move should be employed to “Penetrate the minds of the mass
public who practices FC.” The media is also responsible to
de-bunk superstitions and myths regarding women’s bodies (to introduce
FGC practitioners to non-circumcised women).
FGC and Social Work
What is the position of the Future Girls Development Association
Dr. Randa Risk, Chair, FGDA
The FGDA is conducting research on public opinion amongst youth
in Egypt in regards to FC, and is learning that young men are very
convinced with the practice of, according to Dr. Risk. She adds
that intervention programs should target grandmothers who possess
most influence in women’s lives, more so than male family members
at times. The FGDA calls for using popular culture to address FC
in Egypt, and to invite celebrities in the anti-FGC campaign to
promote anti-FGC messages. G
Q&A, and General Audience Comments
· Government sponsored messages are often regarded with
suspicion and contempt. Anti-FGC messages should not be tailored
by groups affiliated with the Egyptian government. Dr. Asaad added
to this by highlighting the success of the positive deviance approach
in combating FGC.
· What are the psycho-sexual effects of FC? Dr. Mahmoud Karim
responded by clarifying that FC does not eliminate sexual desire
but renders the woman incapable of achieving orgasm. He also called
for the establishment of a health clinic to address the psycho-sexual
problems of women in Egypt.
· Have there been any organized efforts for a movement to
address Egypt’s disregard of international human and women’s rights
declarations, particularly using Egyptian media to raise awareness
on the existence of these international declarations, reminding
the public that Egypt has signed such protocols?
· Another participant expressed her desire to hear views
promoting FGC, and noted that similar seminars and panel discussions
appear to bring together those who share common views towards FGC.
Calling for a more balanced meeting.

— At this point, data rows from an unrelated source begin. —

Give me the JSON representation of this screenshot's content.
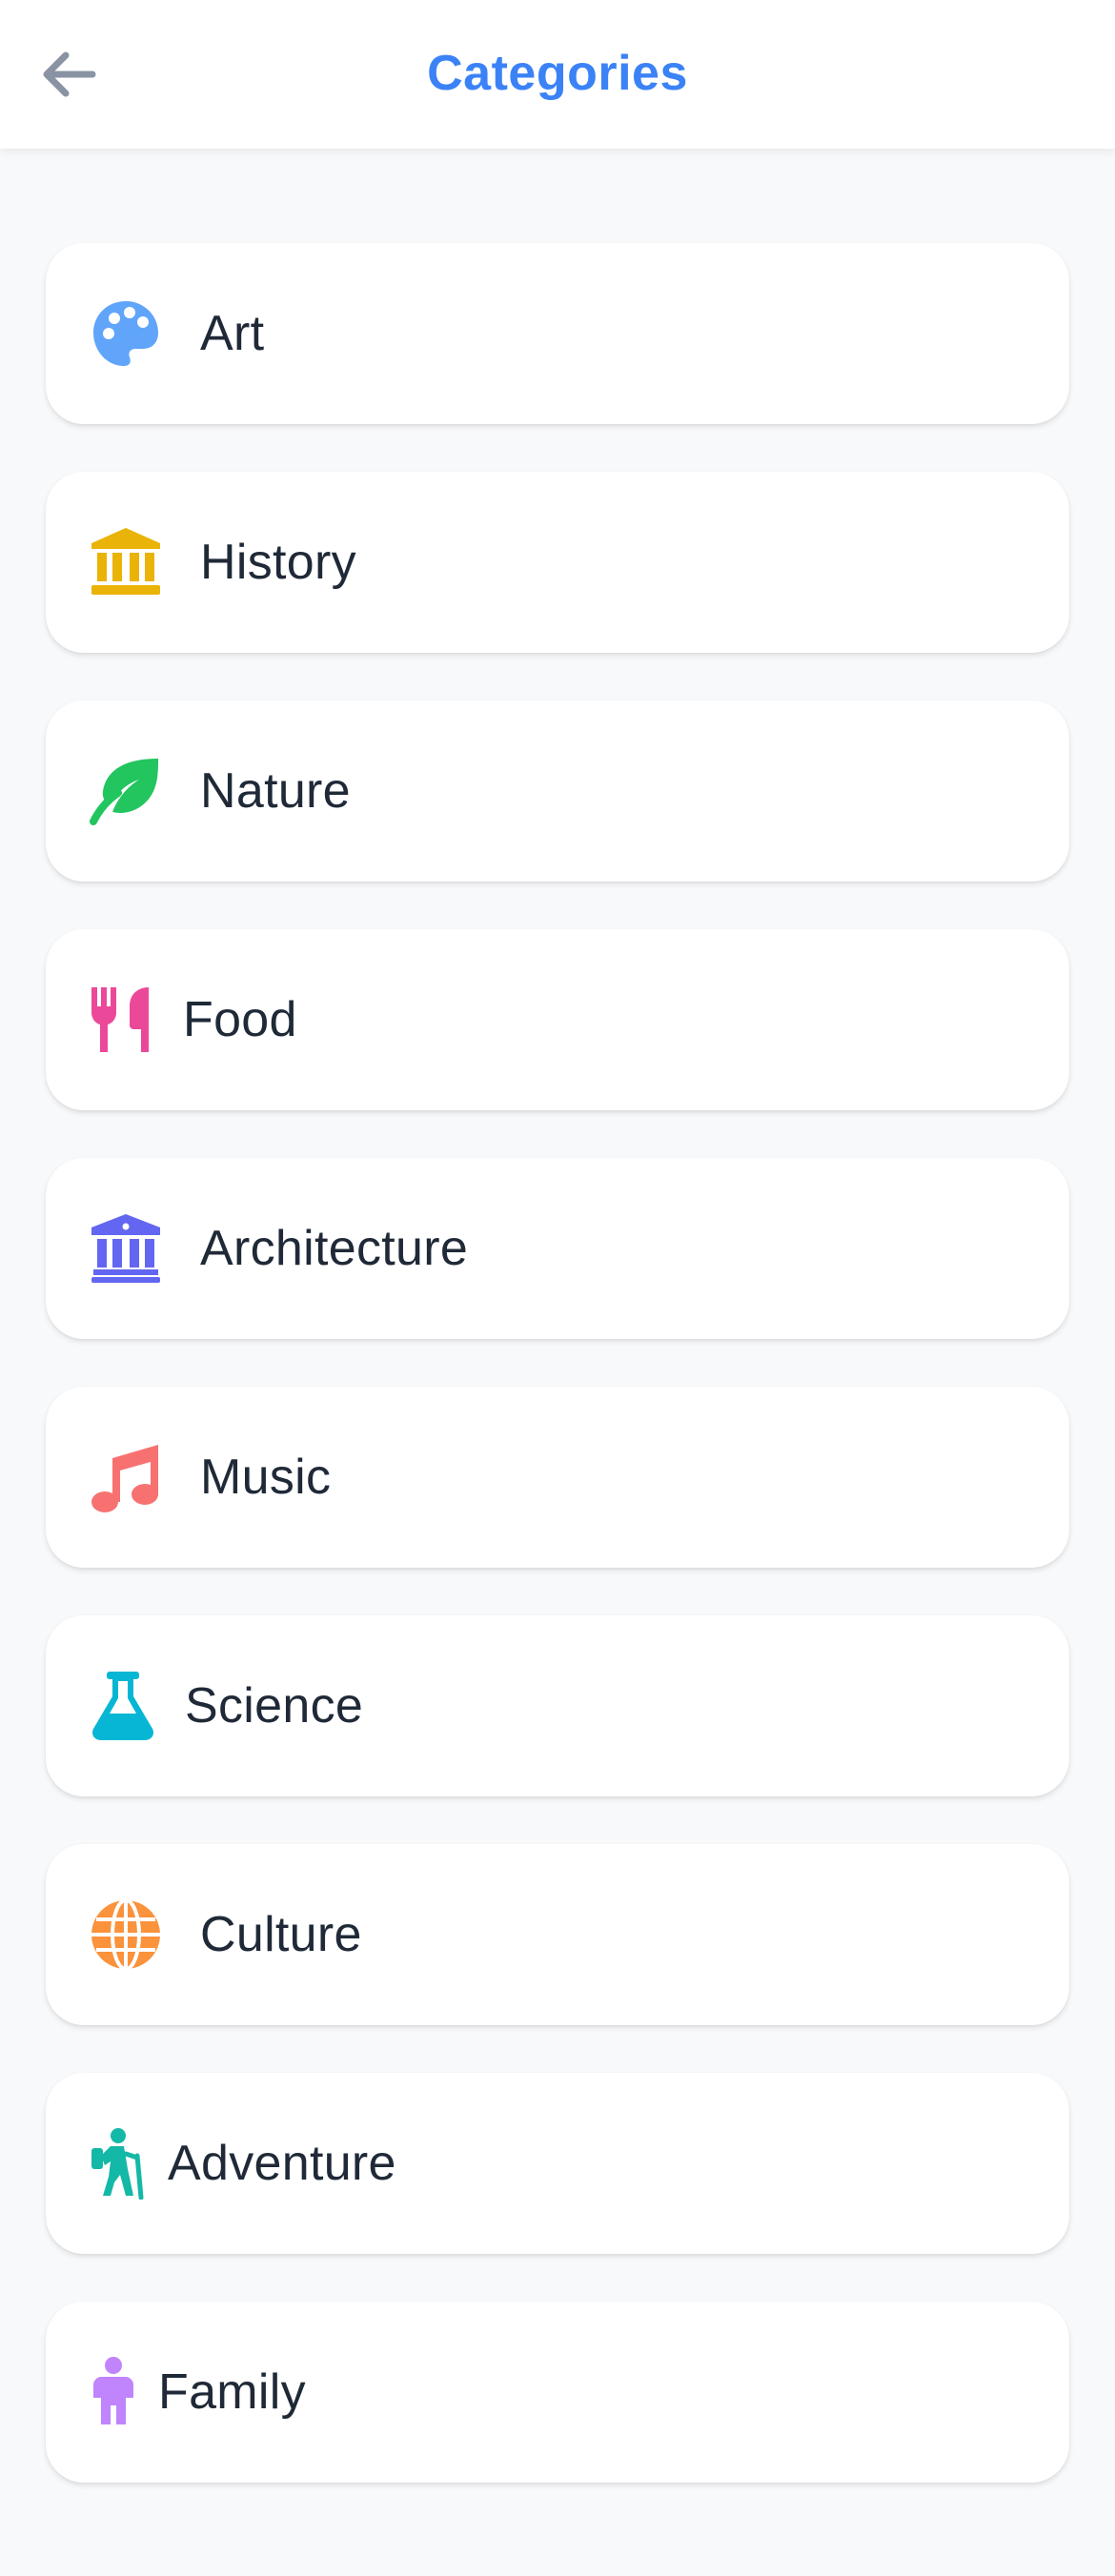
{
  "header": {
    "title": "Categories",
    "back_icon": "arrow-left-icon"
  },
  "colors": {
    "accent": "#3b82f6",
    "text": "#1f2937",
    "back": "#8a93a3",
    "art": "#60a5fa",
    "history": "#eab308",
    "nature": "#22c55e",
    "food": "#ec4899",
    "architecture": "#6366f1",
    "music": "#f87171",
    "science": "#06b6d4",
    "culture": "#fb923c",
    "adventure": "#14b8a6",
    "family": "#c084fc"
  },
  "categories": [
    {
      "label": "Art",
      "icon": "palette-icon"
    },
    {
      "label": "History",
      "icon": "landmark-icon"
    },
    {
      "label": "Nature",
      "icon": "leaf-icon"
    },
    {
      "label": "Food",
      "icon": "utensils-icon"
    },
    {
      "label": "Architecture",
      "icon": "building-columns-icon"
    },
    {
      "label": "Music",
      "icon": "music-note-icon"
    },
    {
      "label": "Science",
      "icon": "flask-icon"
    },
    {
      "label": "Culture",
      "icon": "globe-icon"
    },
    {
      "label": "Adventure",
      "icon": "hiking-icon"
    },
    {
      "label": "Family",
      "icon": "child-icon"
    }
  ]
}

Afterthoughts, topics for research and
· Prostitution and Female Genital Cutting in Egypt, Prevalence
and De-Bunking Myths.
· Drug-Use Amongst Egyptian Women in Relationship to FGC.